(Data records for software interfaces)
=== Section Start ===

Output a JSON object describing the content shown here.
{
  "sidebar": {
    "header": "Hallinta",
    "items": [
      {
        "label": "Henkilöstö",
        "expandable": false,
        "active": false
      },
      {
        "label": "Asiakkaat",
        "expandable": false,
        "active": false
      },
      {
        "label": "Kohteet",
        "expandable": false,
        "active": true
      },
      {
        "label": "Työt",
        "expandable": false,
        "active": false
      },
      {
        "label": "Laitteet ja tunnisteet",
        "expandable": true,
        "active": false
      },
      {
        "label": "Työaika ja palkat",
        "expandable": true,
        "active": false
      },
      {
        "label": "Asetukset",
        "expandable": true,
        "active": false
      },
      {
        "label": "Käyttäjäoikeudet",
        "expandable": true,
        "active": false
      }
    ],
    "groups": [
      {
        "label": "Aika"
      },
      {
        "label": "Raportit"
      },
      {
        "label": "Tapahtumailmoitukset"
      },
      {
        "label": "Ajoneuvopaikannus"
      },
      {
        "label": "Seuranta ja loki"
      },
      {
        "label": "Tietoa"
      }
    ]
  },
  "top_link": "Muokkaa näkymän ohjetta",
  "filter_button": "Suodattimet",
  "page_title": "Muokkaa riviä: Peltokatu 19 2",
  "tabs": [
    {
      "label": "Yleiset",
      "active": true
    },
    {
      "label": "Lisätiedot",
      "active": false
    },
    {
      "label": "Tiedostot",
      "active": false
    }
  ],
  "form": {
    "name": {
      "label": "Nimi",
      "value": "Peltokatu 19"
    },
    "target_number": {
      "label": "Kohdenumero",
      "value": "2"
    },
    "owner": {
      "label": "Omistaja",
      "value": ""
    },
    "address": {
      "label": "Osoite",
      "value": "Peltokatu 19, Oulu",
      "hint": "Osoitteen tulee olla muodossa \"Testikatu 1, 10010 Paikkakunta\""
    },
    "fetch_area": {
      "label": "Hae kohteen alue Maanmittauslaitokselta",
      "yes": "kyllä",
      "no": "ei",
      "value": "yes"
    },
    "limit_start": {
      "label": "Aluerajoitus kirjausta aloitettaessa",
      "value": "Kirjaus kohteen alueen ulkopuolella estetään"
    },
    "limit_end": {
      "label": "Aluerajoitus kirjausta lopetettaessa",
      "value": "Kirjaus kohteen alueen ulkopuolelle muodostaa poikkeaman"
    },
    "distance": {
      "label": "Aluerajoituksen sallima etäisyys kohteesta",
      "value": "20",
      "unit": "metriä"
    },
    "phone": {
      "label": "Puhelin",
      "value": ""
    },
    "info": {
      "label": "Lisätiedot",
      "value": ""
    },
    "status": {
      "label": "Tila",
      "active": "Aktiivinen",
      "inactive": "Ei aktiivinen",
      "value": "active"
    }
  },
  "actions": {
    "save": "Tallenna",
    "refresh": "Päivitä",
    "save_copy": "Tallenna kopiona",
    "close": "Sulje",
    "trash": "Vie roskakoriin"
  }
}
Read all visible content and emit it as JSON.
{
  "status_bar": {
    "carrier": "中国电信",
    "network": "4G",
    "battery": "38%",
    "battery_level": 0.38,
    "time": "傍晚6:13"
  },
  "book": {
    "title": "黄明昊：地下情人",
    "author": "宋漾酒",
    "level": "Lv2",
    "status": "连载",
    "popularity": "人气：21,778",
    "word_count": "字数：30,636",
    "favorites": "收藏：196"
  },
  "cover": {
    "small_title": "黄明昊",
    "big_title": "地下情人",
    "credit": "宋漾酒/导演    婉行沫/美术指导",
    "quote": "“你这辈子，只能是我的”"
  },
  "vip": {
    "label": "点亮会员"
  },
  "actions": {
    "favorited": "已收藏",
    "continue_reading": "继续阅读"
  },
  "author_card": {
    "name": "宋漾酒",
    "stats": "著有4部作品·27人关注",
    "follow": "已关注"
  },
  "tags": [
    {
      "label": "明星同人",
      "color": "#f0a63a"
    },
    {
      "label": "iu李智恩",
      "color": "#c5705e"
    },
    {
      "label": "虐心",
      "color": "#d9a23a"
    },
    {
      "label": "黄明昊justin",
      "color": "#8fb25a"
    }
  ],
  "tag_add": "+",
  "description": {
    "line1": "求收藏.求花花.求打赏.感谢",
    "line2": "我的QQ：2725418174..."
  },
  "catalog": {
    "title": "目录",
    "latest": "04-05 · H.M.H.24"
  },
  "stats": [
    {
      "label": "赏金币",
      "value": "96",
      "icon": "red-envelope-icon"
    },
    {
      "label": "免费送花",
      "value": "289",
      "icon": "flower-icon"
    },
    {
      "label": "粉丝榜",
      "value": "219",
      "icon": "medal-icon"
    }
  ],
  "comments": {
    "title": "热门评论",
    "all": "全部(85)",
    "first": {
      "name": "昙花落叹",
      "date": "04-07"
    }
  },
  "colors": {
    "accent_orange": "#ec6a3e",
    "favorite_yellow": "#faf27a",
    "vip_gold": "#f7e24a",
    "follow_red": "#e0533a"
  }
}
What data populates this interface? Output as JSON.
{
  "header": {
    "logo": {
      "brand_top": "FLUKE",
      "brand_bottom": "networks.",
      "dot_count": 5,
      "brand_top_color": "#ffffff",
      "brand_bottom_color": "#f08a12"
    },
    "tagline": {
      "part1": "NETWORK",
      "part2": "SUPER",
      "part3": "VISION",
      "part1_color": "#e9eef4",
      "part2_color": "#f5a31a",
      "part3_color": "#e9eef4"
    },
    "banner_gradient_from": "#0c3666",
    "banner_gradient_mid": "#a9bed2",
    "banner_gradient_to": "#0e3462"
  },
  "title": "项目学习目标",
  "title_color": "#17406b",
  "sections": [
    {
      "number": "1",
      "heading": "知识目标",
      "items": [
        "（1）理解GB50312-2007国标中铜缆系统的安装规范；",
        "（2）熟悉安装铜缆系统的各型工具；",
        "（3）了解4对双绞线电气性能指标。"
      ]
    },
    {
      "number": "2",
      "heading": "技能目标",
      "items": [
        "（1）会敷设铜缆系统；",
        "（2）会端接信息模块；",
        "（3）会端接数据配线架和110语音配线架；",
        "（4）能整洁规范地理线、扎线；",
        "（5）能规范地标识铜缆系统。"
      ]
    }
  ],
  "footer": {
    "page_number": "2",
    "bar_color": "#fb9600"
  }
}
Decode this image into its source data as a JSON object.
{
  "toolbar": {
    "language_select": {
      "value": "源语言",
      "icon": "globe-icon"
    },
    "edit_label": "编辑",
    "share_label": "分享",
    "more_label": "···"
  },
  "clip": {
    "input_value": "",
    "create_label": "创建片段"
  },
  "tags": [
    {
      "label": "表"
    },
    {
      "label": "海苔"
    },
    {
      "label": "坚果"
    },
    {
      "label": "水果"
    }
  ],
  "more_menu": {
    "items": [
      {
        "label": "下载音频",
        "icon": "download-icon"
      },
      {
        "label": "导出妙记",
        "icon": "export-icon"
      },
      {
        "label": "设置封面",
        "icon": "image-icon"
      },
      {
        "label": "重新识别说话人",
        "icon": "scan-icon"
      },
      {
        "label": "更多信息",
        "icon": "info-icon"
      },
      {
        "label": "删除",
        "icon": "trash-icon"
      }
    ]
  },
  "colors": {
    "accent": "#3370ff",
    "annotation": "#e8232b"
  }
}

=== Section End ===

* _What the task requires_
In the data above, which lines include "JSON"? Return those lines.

* _Answer section_
Output a JSON object describing the content shown here.
Read all visible content and emit it as JSON.
What data populates this interface? Output as JSON.
Decode this image into its source data as a JSON object.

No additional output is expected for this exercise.